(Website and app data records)
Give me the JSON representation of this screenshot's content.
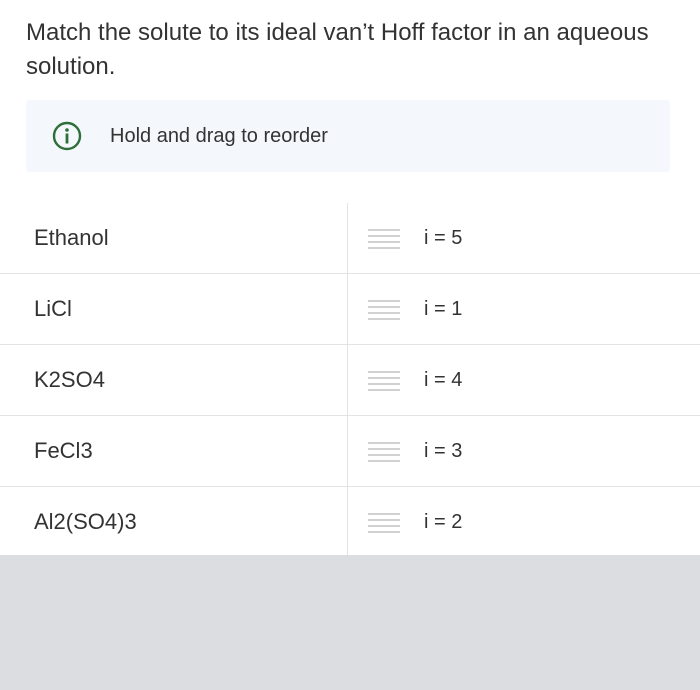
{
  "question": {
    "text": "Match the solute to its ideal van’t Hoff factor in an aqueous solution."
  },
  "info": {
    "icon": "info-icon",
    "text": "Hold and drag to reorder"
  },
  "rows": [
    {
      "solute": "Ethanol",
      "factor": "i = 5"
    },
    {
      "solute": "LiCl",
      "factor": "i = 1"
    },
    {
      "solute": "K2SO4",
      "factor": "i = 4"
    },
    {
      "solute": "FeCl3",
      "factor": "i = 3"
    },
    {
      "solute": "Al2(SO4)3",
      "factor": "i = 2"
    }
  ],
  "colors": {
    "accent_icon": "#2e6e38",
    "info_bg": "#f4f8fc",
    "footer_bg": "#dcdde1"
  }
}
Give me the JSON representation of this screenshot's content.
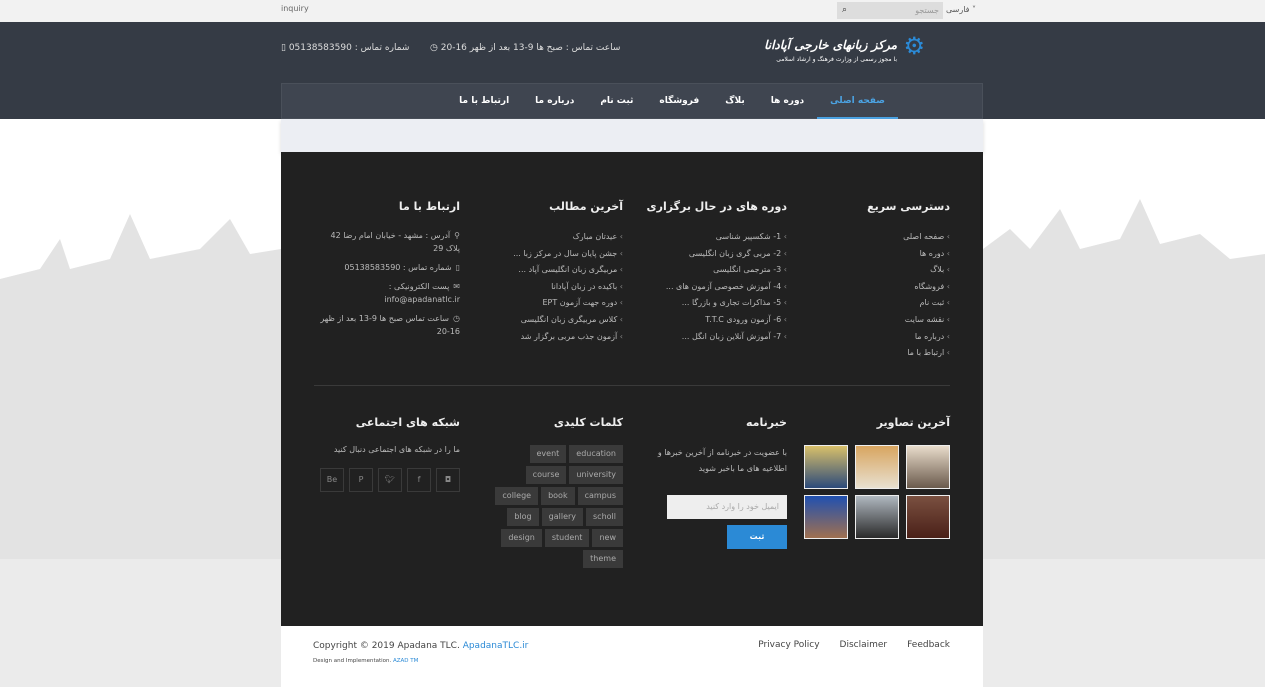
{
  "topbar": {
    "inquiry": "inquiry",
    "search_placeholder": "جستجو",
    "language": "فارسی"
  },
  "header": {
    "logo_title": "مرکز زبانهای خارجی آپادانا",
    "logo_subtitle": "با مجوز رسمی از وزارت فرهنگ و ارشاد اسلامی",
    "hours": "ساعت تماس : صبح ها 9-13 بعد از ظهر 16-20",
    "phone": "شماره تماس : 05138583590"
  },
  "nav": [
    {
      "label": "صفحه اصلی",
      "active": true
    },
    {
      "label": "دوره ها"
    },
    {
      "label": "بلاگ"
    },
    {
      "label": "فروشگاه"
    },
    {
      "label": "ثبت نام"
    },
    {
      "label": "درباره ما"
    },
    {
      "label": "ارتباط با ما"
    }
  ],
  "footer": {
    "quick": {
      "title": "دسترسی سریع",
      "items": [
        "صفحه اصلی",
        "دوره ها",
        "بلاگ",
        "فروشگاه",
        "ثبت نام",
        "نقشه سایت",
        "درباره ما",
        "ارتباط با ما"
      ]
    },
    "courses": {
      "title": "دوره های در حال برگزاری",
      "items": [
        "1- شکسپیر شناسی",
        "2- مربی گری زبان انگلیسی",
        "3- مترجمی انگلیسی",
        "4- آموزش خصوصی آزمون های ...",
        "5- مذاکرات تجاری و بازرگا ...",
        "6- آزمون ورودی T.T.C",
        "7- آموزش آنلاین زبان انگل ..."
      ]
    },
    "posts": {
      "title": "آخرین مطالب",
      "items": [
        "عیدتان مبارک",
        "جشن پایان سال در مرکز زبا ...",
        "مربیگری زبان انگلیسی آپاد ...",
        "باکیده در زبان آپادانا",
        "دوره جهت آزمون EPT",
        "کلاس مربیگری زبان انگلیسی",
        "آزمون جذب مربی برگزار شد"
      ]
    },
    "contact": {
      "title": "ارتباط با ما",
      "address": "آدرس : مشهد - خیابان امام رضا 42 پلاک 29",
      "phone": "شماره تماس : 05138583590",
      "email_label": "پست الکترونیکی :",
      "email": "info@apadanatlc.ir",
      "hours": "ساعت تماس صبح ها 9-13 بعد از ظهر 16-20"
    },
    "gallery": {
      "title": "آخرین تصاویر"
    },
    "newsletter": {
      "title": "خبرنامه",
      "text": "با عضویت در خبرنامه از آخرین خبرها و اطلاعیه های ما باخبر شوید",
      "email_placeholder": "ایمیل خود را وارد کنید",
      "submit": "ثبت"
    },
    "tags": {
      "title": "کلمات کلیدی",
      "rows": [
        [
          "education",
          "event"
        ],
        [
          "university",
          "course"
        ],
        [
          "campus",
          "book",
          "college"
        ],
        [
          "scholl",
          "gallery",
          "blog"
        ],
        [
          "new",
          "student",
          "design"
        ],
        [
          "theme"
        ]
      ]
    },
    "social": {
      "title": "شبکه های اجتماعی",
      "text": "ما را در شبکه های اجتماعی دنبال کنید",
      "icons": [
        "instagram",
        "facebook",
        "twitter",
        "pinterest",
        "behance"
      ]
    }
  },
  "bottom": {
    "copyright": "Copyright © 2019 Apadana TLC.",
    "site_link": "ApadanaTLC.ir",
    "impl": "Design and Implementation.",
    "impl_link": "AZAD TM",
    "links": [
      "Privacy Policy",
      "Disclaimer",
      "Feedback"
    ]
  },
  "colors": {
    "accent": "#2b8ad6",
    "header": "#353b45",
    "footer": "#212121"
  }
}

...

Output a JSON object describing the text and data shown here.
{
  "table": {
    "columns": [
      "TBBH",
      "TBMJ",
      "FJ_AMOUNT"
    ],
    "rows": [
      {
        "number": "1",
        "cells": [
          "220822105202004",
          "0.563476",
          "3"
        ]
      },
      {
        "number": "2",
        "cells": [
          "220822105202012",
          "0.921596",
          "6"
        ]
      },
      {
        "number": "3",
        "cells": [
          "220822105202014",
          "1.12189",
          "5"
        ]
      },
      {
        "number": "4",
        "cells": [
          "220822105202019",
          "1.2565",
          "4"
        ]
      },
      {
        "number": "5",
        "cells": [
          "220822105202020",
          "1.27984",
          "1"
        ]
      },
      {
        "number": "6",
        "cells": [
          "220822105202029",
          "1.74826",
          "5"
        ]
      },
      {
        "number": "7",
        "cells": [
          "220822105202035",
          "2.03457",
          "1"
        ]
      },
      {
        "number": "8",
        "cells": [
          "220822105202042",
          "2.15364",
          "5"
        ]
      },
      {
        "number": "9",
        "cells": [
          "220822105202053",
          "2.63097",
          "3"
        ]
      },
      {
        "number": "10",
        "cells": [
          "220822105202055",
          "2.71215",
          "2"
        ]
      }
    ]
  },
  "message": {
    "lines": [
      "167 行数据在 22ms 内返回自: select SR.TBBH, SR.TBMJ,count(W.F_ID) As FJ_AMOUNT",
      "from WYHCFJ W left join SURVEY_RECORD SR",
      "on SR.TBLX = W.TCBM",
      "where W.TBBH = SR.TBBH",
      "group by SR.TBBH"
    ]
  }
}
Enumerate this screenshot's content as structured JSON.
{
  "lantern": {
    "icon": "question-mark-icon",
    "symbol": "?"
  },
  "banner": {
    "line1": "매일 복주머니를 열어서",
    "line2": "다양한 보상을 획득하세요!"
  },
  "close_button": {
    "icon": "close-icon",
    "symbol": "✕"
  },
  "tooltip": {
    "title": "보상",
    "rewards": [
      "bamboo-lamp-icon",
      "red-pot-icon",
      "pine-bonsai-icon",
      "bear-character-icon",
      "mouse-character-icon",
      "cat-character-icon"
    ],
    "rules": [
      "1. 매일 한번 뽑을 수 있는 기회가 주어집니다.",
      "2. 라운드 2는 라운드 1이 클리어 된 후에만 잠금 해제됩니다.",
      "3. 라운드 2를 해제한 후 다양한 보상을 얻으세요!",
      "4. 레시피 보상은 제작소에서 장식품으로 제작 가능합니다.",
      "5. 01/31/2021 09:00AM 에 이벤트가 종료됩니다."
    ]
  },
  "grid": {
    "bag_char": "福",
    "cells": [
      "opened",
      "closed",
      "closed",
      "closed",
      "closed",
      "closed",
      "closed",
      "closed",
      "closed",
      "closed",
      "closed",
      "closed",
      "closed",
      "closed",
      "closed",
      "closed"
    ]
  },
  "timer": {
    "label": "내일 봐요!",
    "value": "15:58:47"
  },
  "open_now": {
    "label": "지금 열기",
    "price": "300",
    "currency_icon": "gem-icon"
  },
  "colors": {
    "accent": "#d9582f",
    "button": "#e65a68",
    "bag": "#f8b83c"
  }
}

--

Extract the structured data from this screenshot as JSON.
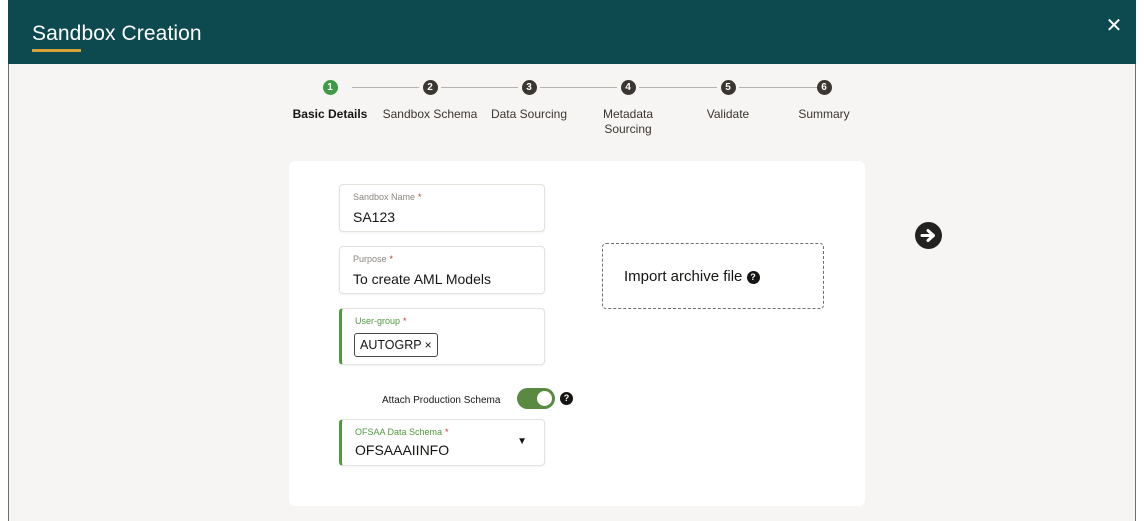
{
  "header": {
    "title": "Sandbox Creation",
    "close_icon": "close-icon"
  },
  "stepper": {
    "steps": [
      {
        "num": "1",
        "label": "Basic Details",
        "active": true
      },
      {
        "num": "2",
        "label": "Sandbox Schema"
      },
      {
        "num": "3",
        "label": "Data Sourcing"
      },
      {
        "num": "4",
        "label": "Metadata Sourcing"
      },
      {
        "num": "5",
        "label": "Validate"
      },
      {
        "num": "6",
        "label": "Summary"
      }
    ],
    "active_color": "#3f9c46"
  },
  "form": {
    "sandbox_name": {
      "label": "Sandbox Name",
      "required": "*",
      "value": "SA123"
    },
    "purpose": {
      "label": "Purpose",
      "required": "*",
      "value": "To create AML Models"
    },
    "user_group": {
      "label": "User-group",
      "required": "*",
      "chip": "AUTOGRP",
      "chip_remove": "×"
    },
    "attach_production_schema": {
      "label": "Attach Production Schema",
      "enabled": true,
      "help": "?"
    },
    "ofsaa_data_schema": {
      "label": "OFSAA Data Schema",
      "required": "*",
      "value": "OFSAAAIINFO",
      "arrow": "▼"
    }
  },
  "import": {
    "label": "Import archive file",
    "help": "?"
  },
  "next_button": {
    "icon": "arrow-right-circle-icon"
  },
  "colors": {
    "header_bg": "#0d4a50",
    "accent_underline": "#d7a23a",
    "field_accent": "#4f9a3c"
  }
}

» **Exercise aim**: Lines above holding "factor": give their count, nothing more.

» **Exercise solution**: 6